The Basics of Antiplatelet Medicines
Platelets are cells in the blood that help us make blood clots. This is a normal body function. If you have heart disease risk factors (such as smoking, high blood cholesterol, high blood pressure, or diabetes) your platelets can clump together more easily and can form a more serious blood clot. Blood clots can be a problem especially if they are in your heart, brain, or other arteries in your body. Antiplatelet medicines help to prevent these blood clots.
Why Am I Taking Antiplatelet Medicines?
Antiplatelet medicines stop blood clots from forming. This helps to prevent a heart attack or stroke. If you have had a heart attack, stroke, or stents placed in your heart arteries, you probably have been asked to take antiplatelet medicines. These medicines will lower your chance of having a heart attack or stroke.
If you are prescribed more than one medicine, it is important to take them both because they work in different ways to stop blood clots from forming. These medicines are often used by people who have had a heart attack, stroke, or stents placed in the heart.
- Always talk to your heart doctor or nurse before stopping or changing the way you take your antiplatelet medicines.
- Tell ALL of your doctors and nurses that you are on antiplatelet medicines especially if they ask you to take new medicines.
You will bleed and bruise more easily (the good news is that this means the medicine is working).
When Should I Call My Doctor?
- If you have headaches, dizziness, chest pain, stomach upset or pain, nausea, diarrhea, constipation, muscle pain, or severe back pain.
- If you have blood in your stool (dark or black colored stool), blood in your urine, or you get nosebleeds that are hard to stop.
- If you throw up and it is brown or coffee colored.
- If you feel very tired, weak, short of breath, or look pale.
- If you have a sudden severe headache, confusion, fever or chills, yellow colored skin or eyes.

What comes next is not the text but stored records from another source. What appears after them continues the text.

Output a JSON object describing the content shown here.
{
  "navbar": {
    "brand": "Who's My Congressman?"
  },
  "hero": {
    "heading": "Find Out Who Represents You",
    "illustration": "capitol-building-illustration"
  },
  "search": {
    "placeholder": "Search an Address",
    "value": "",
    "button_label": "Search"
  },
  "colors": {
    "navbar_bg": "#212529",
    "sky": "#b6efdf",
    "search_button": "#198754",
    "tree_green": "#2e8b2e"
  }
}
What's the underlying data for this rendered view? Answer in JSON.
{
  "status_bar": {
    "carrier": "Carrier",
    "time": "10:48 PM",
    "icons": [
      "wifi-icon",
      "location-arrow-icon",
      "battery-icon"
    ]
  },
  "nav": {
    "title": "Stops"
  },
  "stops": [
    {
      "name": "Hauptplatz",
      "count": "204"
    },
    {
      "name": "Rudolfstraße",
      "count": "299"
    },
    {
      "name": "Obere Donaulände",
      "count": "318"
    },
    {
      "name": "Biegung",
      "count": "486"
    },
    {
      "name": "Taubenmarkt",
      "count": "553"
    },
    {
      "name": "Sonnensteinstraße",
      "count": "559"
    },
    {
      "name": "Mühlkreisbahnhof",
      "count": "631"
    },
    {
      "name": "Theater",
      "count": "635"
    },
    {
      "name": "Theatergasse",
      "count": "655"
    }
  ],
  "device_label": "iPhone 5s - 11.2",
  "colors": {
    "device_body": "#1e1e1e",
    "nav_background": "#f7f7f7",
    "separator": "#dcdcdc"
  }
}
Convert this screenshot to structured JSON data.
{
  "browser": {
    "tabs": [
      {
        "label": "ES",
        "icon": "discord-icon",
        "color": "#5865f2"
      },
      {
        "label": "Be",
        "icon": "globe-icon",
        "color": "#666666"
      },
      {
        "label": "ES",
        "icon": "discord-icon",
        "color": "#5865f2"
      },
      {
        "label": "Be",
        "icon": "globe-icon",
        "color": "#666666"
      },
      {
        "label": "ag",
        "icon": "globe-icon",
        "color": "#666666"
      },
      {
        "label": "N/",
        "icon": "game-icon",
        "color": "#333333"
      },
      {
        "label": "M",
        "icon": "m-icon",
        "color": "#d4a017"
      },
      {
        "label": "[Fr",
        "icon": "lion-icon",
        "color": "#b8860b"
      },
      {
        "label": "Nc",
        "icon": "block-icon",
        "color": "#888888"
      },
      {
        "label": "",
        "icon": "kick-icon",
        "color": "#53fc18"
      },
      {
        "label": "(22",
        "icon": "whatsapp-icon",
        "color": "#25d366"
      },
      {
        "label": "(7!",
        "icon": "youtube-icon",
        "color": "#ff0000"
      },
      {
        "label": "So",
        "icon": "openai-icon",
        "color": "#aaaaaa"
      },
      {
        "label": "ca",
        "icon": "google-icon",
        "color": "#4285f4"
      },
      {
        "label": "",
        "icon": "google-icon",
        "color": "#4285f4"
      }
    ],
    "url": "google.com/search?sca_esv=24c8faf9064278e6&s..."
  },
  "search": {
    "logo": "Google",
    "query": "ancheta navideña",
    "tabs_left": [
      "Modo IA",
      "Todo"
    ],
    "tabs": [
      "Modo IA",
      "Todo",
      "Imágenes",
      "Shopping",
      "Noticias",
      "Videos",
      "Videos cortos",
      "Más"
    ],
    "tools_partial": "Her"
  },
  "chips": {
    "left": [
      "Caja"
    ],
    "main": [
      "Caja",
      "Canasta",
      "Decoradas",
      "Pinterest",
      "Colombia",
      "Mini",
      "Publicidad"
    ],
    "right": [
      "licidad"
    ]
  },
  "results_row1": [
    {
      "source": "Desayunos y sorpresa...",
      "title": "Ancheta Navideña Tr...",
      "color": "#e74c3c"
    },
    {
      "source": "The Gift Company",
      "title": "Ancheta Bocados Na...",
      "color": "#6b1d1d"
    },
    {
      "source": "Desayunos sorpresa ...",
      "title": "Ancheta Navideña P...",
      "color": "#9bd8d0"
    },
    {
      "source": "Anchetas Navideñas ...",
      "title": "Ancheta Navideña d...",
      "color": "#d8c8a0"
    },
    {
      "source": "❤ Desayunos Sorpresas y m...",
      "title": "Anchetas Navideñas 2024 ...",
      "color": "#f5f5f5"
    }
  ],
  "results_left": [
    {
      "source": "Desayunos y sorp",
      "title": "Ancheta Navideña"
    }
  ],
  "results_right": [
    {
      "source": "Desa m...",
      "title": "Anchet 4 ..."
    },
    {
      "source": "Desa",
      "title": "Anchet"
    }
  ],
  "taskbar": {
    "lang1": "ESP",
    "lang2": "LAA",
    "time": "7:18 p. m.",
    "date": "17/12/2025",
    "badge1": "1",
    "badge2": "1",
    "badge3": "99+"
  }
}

Disclaimer: While PCNA strives to provide reliable, up-to-date health information, this and other PCNA education materials are for informational purposes only and not intended as a substitute for professional medical care. Only your healthcare provider can diagnose and treat a medical problem.